**EXERCISE INSTRUCTIONS**
Look below for lines that hold the string "icon" and copy each one.

**SOURCE DATA**
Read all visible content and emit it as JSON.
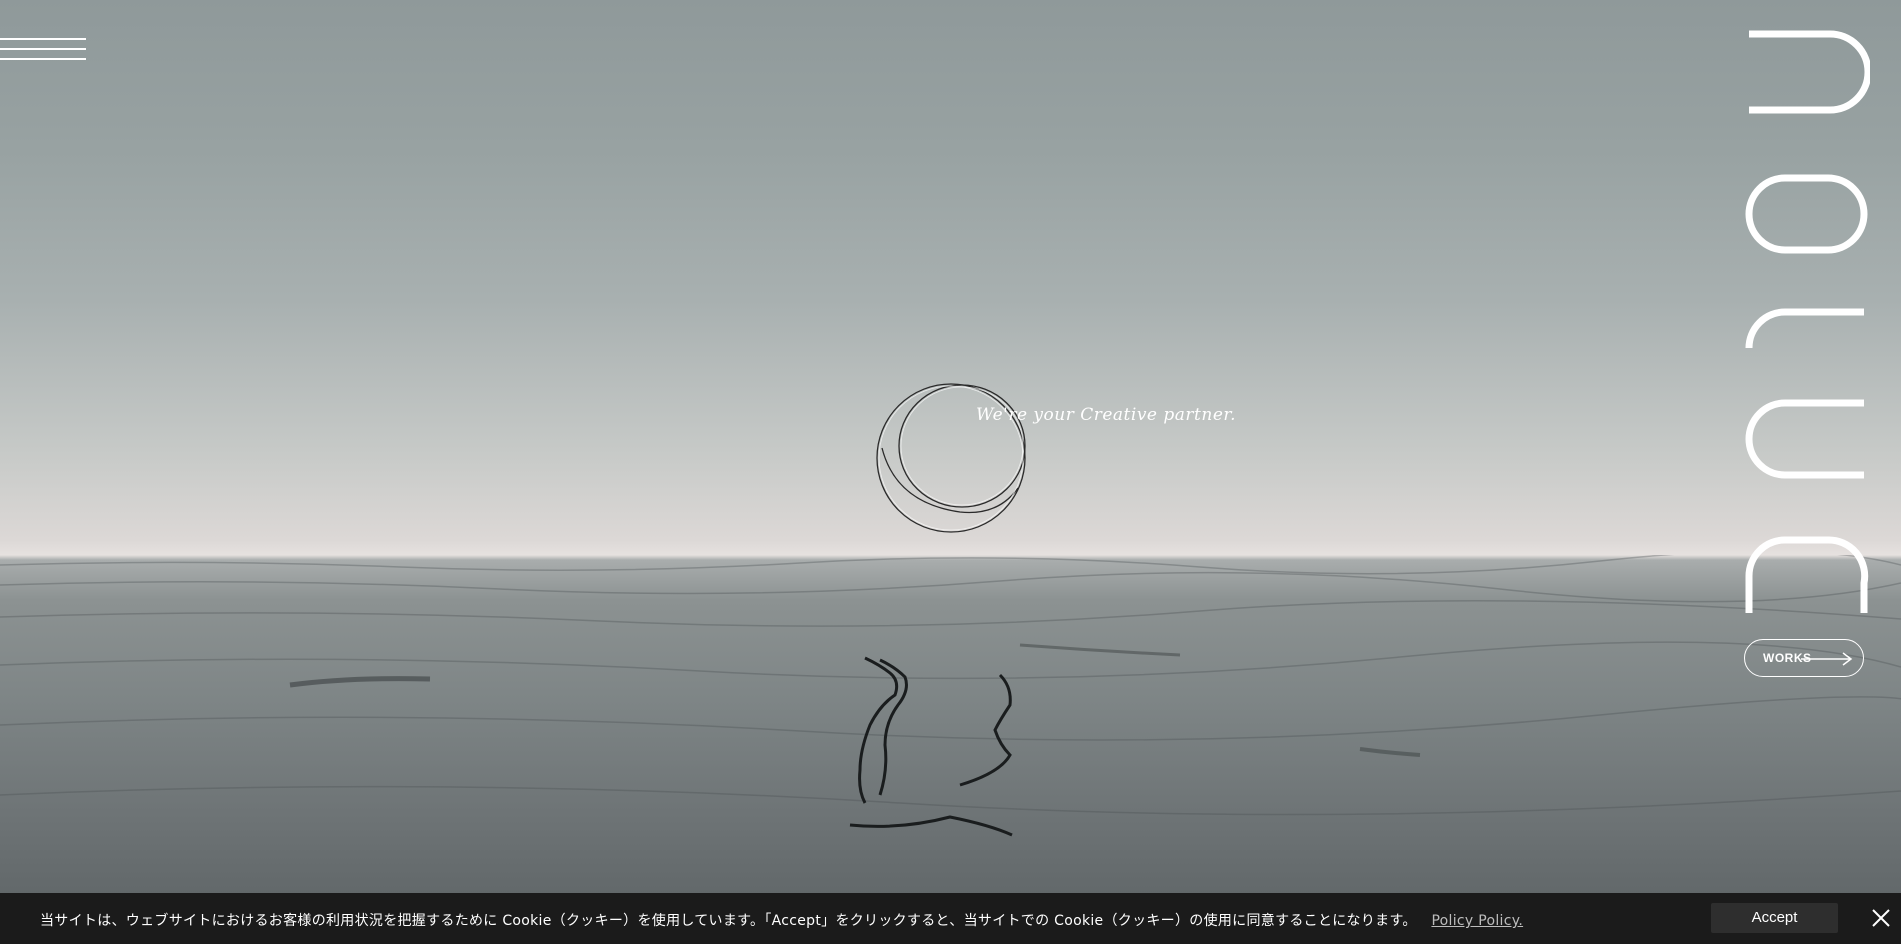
{
  "hero": {
    "tagline": "We're your  Creative partner."
  },
  "menu": {
    "icon": "hamburger-icon"
  },
  "brand": {
    "logo": "vertical-wordmark-logo"
  },
  "works": {
    "label": "WORKS",
    "icon": "arrow-right-icon"
  },
  "cookie_bar": {
    "message": "当サイトは、ウェブサイトにおけるお客様の利用状況を把握するために Cookie（クッキー）を使用しています。「Accept」をクリックすると、当サイトでの Cookie（クッキー）の使用に同意することになります。",
    "policy_link": "Policy Policy.",
    "accept_label": "Accept",
    "close_icon": "close-icon"
  }
}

**SOLUTION TO THIS PROBLEM**
    "icon": "hamburger-icon"
    "icon": "arrow-right-icon"
    "close_icon": "close-icon"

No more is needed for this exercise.